- [Prompt]
Only a number is expected: the count of lines in the listing where "placeholder" occurs.

- [Given information]
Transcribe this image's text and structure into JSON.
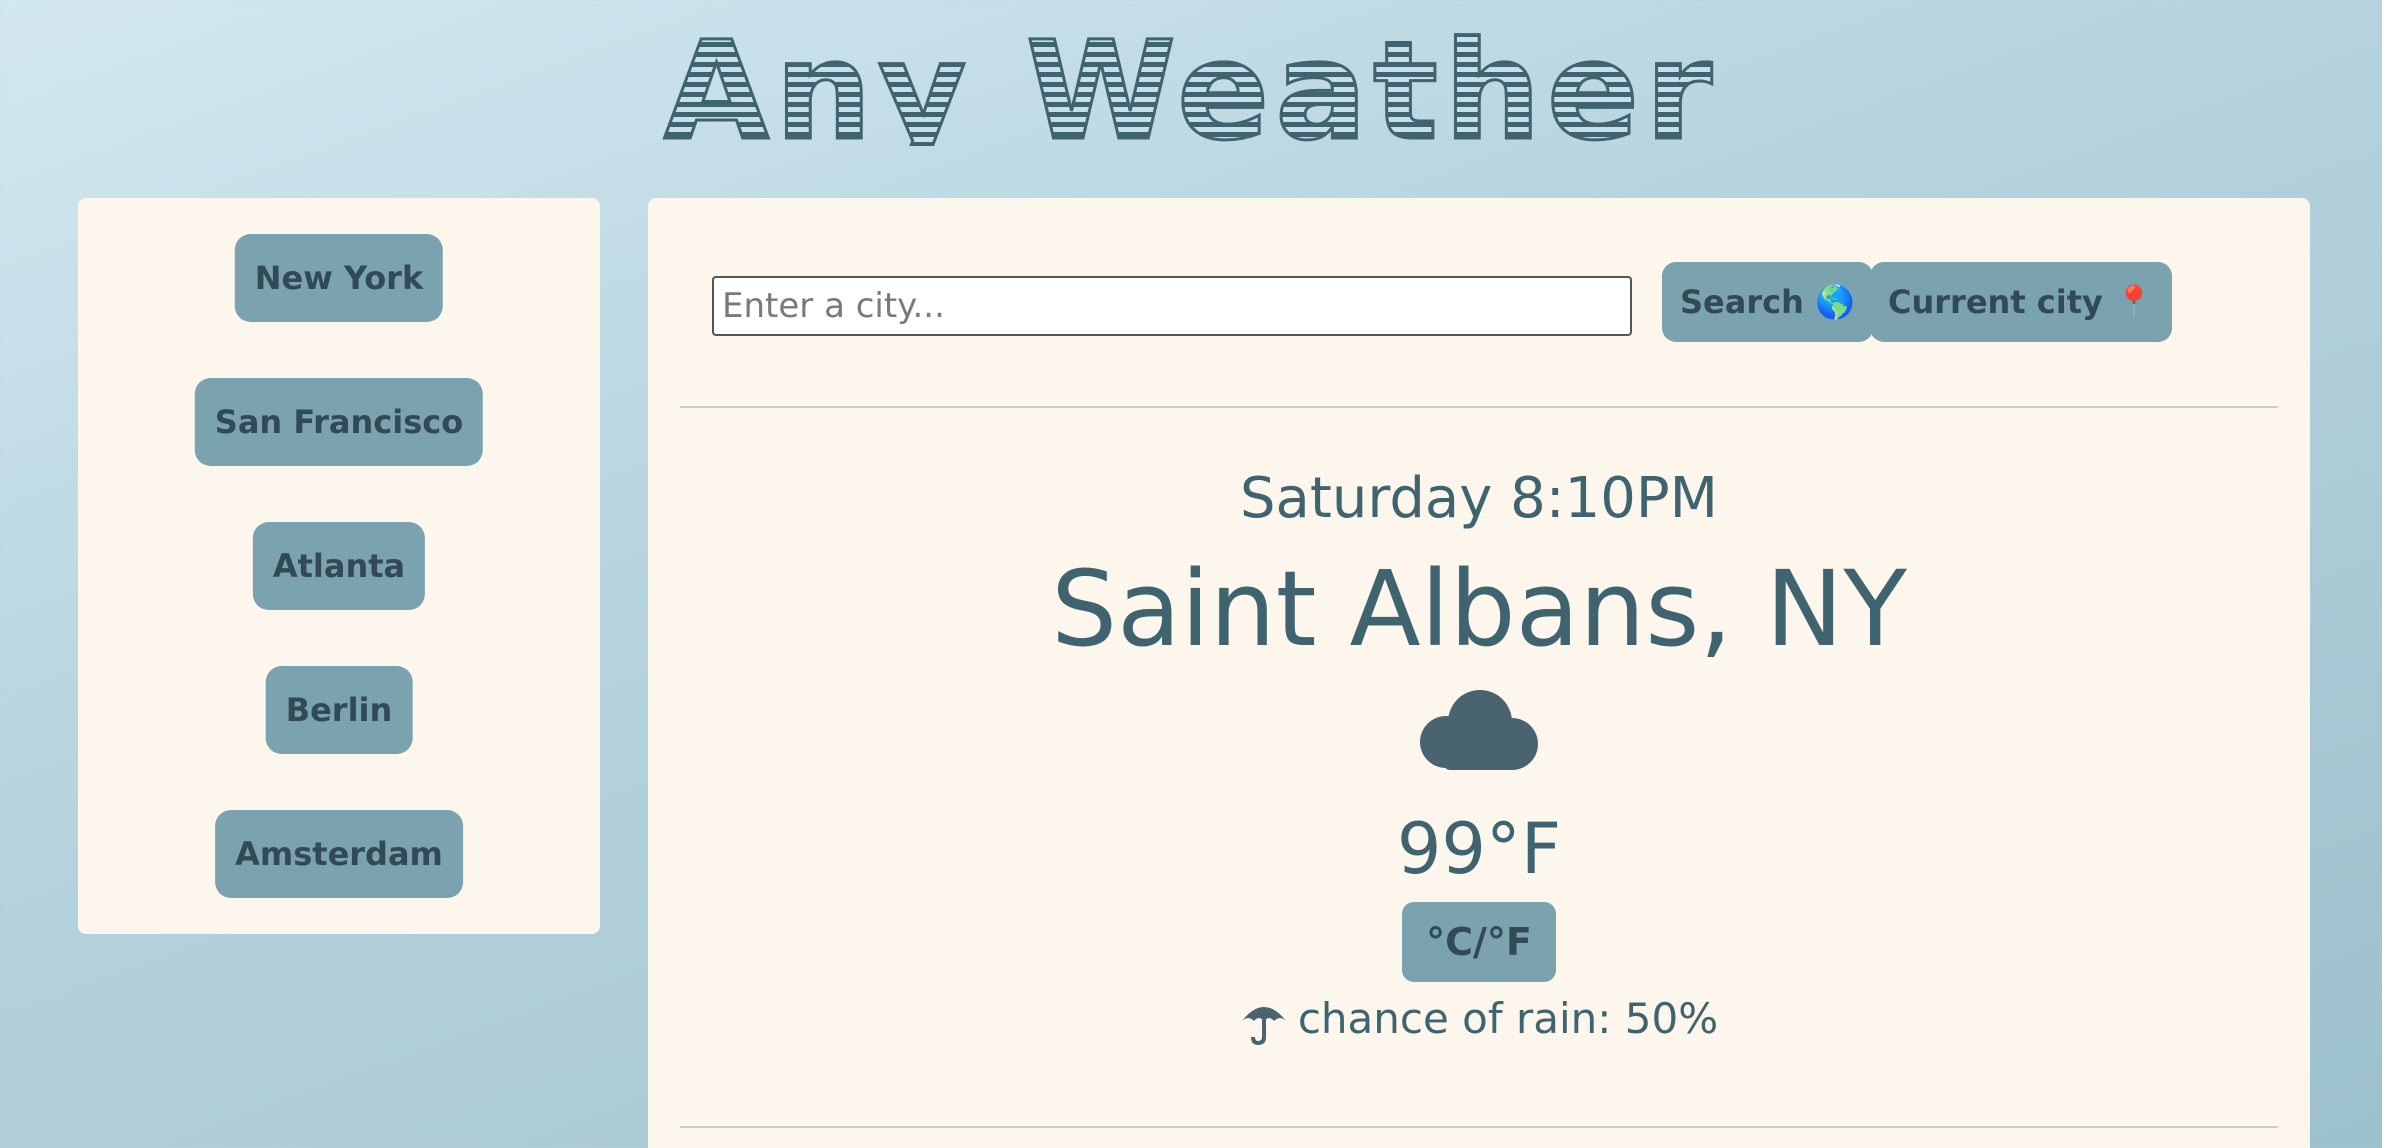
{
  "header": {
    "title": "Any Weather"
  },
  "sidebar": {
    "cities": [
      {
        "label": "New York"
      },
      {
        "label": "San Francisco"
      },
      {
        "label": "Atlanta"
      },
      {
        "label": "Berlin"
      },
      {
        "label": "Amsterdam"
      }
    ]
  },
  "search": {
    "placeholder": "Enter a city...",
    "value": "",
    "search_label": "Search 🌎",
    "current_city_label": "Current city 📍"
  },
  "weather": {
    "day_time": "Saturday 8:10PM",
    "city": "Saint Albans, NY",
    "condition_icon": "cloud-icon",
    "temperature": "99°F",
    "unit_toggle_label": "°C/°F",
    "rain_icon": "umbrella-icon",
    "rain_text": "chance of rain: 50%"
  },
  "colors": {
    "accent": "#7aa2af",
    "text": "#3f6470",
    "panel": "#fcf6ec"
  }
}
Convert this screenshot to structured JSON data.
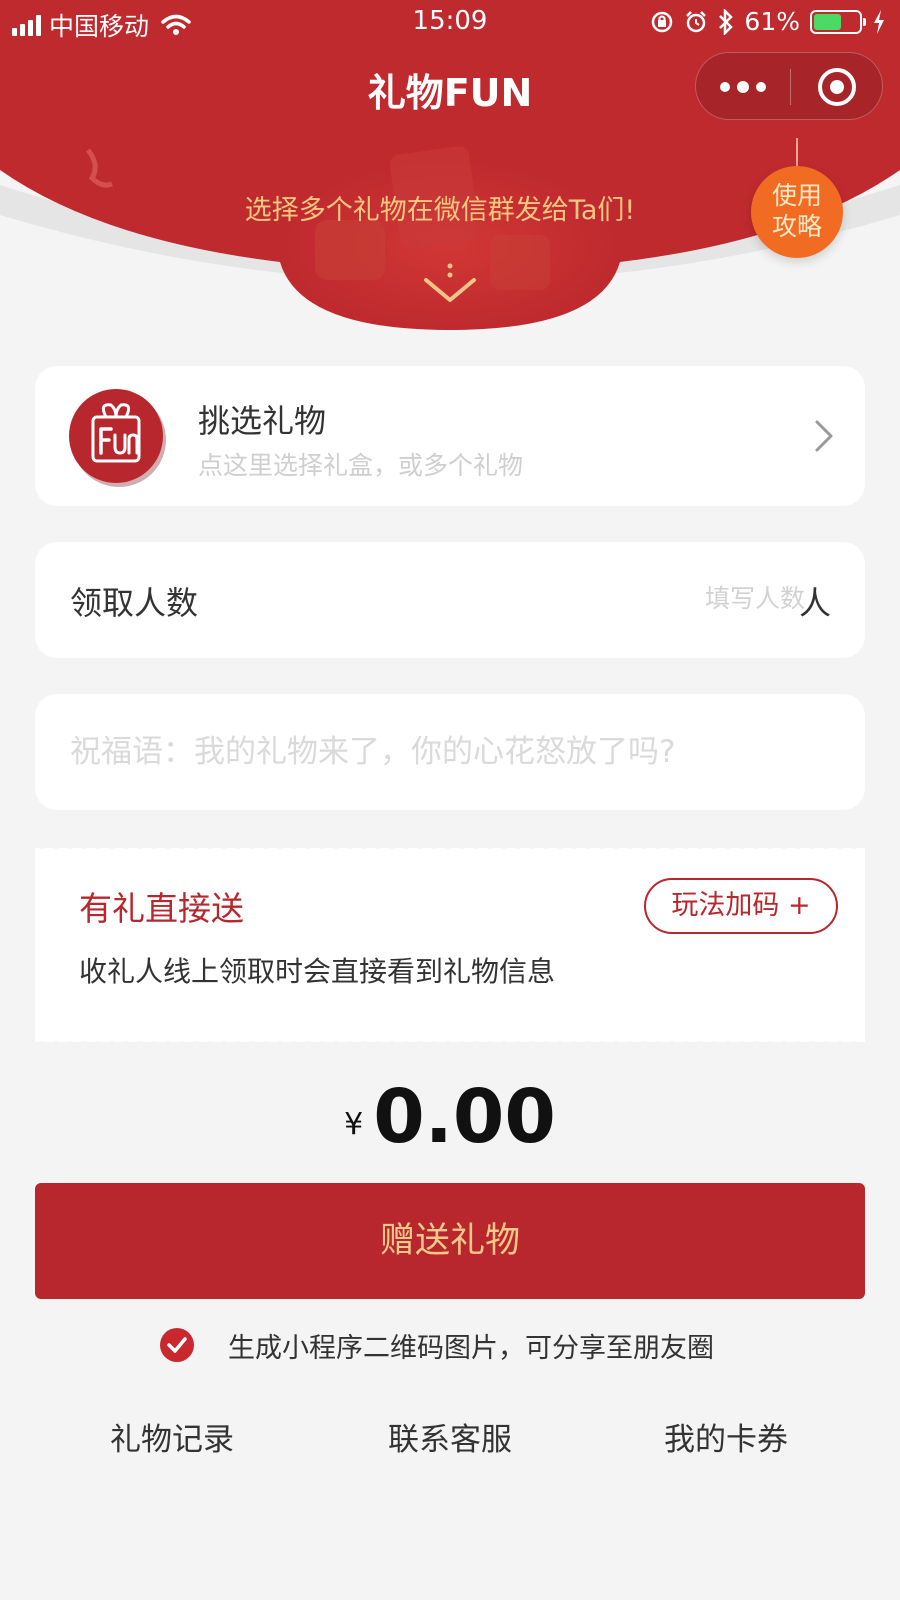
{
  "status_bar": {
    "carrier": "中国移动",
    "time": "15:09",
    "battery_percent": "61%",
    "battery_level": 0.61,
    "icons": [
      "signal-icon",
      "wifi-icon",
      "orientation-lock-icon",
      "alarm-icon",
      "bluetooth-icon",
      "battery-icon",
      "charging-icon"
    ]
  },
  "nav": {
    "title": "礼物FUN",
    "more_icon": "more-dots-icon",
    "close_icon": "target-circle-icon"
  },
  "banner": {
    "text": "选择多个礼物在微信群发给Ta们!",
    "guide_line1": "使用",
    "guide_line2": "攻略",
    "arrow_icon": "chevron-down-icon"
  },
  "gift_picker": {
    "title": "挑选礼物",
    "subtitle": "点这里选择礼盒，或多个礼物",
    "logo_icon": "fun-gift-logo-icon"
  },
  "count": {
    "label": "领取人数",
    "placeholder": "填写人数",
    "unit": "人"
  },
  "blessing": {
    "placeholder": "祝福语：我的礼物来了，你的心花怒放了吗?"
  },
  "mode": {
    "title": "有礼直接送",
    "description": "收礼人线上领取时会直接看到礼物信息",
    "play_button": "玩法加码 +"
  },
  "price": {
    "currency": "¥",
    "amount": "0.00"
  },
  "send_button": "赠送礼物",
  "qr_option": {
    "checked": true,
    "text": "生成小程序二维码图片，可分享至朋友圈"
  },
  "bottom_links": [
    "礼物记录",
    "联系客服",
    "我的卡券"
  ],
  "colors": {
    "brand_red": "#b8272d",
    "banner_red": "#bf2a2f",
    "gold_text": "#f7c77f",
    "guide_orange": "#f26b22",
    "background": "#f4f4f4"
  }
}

- [Solution]
3